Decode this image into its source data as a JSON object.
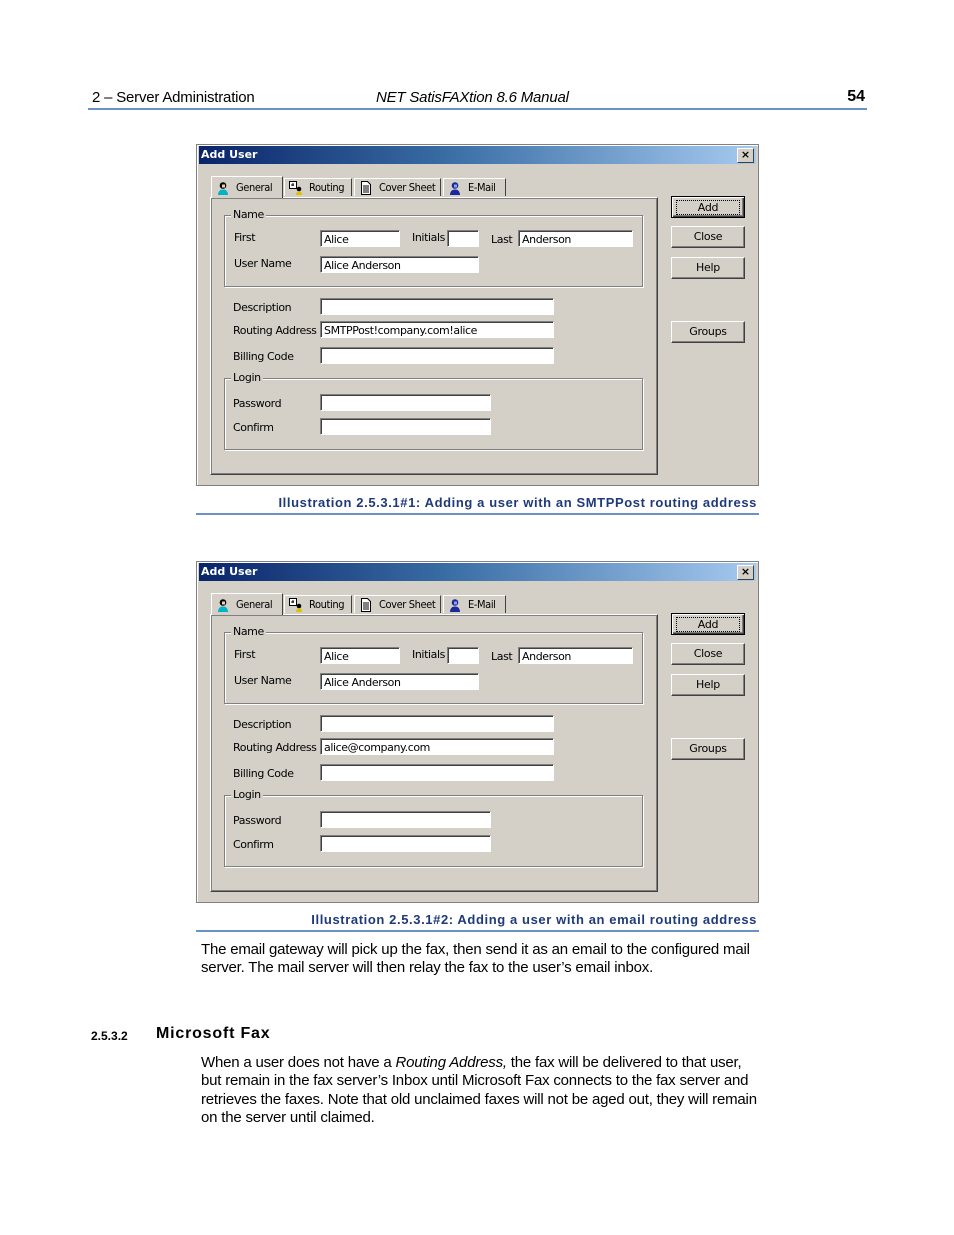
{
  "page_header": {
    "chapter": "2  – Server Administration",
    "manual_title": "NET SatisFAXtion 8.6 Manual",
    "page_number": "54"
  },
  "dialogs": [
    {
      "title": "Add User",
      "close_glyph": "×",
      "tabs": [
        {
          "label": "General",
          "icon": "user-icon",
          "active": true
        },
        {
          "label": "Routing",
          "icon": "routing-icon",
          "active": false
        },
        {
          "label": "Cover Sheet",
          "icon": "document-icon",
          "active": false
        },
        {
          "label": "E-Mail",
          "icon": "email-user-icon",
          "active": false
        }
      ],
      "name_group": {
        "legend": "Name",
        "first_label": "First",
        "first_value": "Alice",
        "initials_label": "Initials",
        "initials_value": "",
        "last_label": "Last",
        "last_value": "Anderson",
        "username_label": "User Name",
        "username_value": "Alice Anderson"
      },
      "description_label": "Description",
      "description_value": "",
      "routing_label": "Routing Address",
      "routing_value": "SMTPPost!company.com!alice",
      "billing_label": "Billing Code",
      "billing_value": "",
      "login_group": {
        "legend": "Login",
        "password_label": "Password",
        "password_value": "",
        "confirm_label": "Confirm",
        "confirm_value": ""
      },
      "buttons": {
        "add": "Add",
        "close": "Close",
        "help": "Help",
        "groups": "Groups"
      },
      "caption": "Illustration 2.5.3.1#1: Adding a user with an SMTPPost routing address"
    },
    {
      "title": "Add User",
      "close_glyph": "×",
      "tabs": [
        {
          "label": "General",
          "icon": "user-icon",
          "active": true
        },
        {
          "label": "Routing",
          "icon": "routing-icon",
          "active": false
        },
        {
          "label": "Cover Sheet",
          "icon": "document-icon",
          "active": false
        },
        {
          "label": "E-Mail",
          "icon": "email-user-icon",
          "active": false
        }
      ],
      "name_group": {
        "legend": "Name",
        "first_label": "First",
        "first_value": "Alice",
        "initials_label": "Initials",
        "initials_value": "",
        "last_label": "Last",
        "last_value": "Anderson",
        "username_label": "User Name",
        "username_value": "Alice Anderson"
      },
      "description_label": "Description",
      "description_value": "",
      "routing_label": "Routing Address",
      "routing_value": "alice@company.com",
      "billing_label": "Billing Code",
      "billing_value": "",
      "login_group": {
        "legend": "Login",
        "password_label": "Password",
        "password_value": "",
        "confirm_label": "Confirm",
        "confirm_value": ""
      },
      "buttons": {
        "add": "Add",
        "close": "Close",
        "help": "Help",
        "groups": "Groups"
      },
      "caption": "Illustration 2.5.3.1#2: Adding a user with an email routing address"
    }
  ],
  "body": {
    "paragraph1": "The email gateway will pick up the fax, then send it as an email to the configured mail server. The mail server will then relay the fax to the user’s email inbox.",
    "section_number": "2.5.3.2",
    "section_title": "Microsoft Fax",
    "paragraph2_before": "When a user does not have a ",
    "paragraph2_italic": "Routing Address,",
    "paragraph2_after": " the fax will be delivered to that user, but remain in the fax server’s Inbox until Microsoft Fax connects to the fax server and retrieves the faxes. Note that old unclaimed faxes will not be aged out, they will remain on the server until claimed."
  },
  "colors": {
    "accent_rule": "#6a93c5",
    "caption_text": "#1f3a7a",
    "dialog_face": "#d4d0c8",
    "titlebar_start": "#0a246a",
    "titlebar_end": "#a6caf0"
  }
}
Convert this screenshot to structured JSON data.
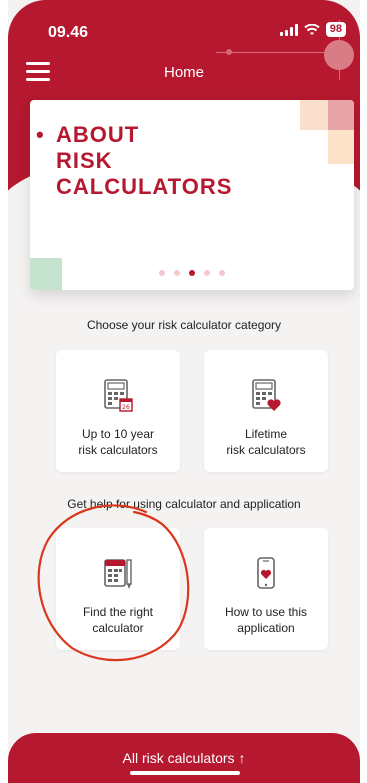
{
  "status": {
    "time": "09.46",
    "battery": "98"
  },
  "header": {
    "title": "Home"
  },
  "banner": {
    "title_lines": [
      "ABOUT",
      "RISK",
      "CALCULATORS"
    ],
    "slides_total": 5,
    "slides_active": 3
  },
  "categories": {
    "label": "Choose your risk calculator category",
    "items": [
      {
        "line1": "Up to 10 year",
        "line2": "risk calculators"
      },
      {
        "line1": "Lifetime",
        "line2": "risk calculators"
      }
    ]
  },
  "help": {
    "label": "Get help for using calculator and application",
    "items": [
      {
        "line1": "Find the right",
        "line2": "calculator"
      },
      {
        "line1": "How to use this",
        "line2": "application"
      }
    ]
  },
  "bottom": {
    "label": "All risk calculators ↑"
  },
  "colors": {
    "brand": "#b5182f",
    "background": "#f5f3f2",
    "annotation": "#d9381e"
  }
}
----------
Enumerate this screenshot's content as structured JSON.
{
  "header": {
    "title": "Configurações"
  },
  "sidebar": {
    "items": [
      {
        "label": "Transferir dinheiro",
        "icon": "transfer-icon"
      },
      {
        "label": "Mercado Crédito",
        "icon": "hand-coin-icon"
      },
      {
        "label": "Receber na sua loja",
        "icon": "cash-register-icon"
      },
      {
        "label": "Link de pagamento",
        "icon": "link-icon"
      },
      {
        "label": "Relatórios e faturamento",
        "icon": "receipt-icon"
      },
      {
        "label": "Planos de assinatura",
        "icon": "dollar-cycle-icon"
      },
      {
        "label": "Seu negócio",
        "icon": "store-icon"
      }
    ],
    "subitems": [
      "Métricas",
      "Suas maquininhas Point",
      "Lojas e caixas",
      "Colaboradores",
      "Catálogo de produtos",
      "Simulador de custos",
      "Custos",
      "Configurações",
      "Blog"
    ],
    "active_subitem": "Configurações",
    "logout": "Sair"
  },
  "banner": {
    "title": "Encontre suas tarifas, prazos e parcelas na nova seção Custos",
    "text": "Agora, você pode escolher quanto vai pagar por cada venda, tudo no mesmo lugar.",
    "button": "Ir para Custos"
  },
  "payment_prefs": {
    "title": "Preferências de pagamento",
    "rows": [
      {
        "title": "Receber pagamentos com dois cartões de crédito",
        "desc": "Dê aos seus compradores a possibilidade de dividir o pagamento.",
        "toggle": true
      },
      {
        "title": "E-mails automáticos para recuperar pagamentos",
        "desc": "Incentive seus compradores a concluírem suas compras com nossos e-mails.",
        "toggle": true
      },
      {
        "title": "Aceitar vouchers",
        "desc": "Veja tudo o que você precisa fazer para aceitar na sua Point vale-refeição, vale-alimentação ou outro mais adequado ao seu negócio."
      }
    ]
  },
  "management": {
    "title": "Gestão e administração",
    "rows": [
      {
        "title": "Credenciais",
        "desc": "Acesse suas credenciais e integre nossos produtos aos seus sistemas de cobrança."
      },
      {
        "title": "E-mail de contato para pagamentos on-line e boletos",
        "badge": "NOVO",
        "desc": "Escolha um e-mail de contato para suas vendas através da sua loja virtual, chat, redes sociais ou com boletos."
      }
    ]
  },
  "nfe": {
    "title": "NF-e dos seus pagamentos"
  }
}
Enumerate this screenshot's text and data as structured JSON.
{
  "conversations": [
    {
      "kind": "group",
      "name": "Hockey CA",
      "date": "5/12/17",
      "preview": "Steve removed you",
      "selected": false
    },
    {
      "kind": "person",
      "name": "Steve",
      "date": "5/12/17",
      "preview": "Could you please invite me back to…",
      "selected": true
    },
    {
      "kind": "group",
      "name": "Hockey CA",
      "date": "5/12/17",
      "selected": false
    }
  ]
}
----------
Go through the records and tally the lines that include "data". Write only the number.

Result of this exercise:
3